The coronavirus pandemic has catapulted the idea of a universal basic income—guaranteed payments from the government to all citizens—from the fringes to the mainstream in countries including Spain, which has pledged to roll one out as soon as it can. Economy Minister Nadia Calvino said Sunday night that authorities plan to have a basic income and other measures to help struggling households "in place as soon as possible," Bloomberg reports. She said the government wants the program to become something "that stays forever, that becomes a structural instrument, a permanent instrument." No word yet on what the amount would be, notes Forbes.
A nationwide lockdown in Spain began on March 15 and measures have been tightened since. The country, with 135,000 confirmed coronavirus cases and more than 13,000 deaths, has the second-worst outbreak in Europe, behind only Italy, the Hill reports.
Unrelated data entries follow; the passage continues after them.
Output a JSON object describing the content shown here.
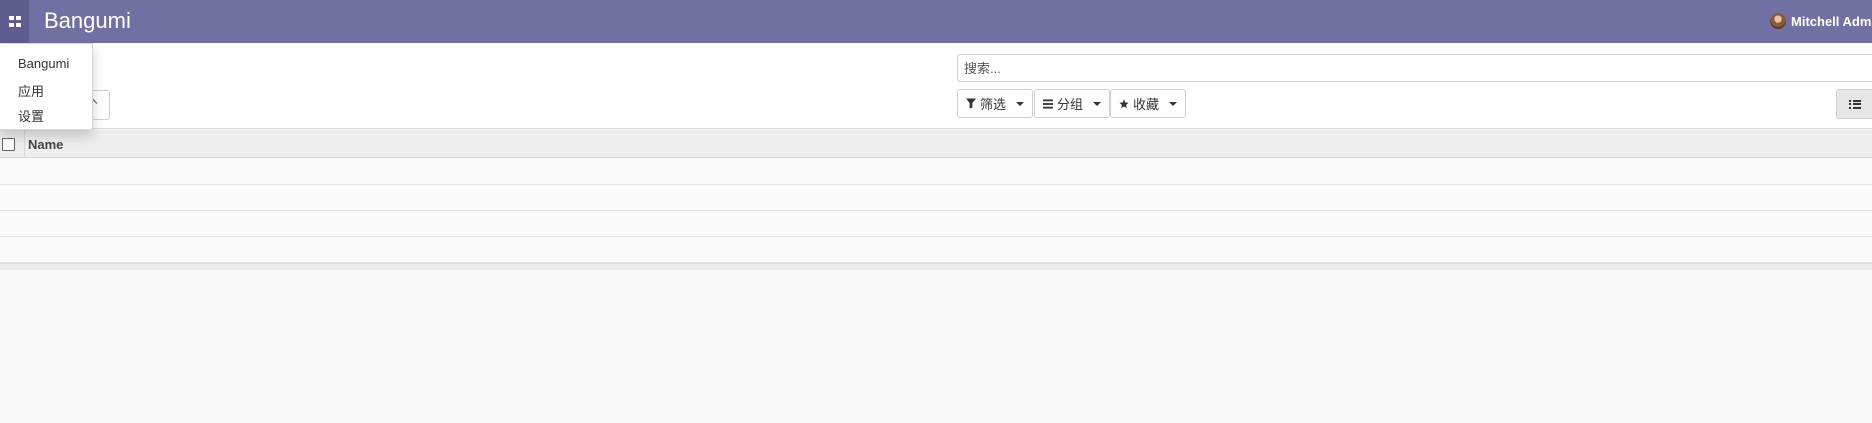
{
  "navbar": {
    "app_title": "Bangumi",
    "user_name": "Mitchell Adm"
  },
  "app_menu": {
    "items": [
      "Bangumi",
      "应用",
      "设置"
    ]
  },
  "search": {
    "placeholder": "搜索..."
  },
  "filters": {
    "filter_label": "筛选",
    "group_label": "分组",
    "favorites_label": "收藏"
  },
  "list": {
    "columns": [
      "Name"
    ],
    "row_count": 4
  },
  "colors": {
    "navbar": "#7170a2",
    "apps_button": "#5e5d90"
  },
  "icons": [
    "apps-grid-icon",
    "filter-icon",
    "group-bars-icon",
    "star-icon",
    "list-view-icon",
    "caret-down-icon",
    "caret-up-icon"
  ]
}
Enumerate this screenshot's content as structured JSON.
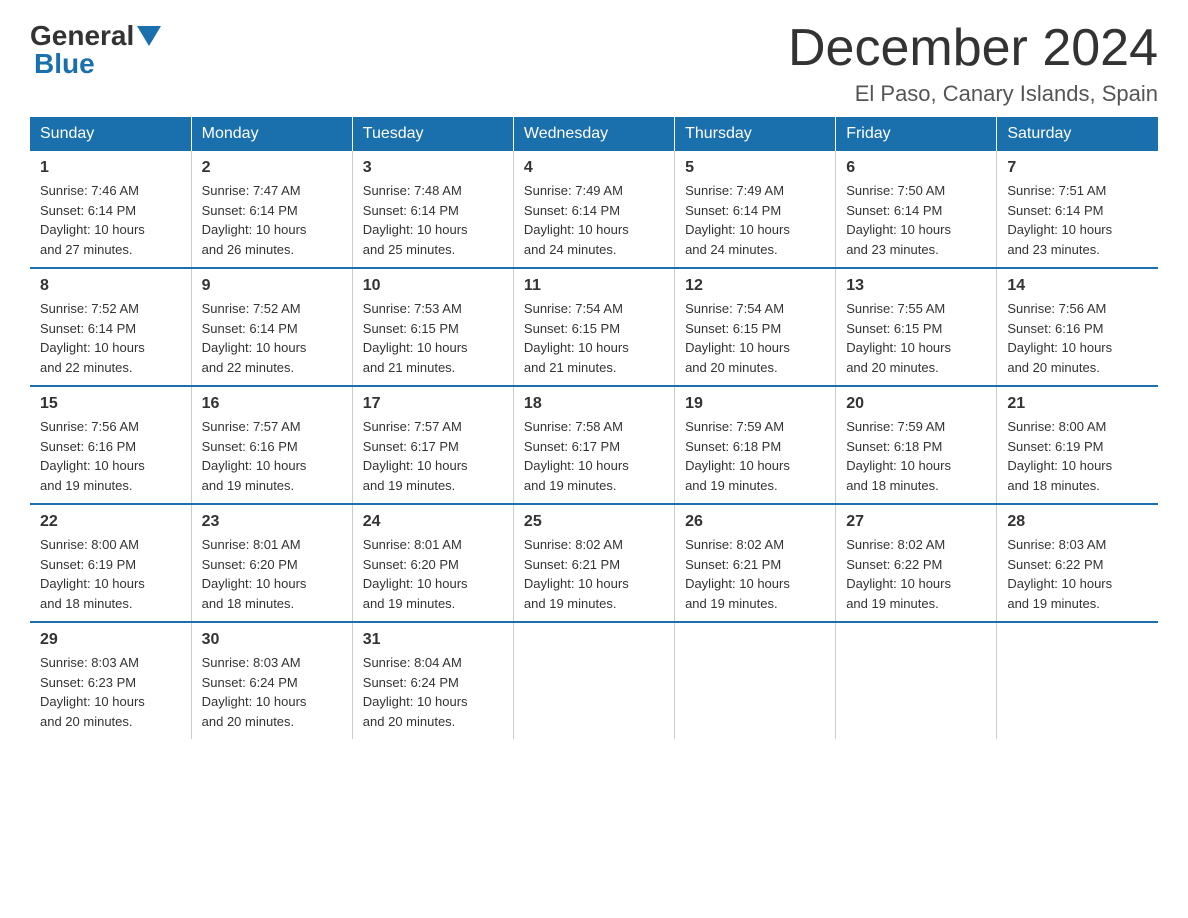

The number of deaths per day, however, has fallen for four straight days, raising hopes that the outbreak may have peaked. (Former Democratic candidate Andrew Yang, who made a universal $1,000-per-month basic income a central part of his platform, says the White House has talked to him about his plan.} (Read more Spain stories.)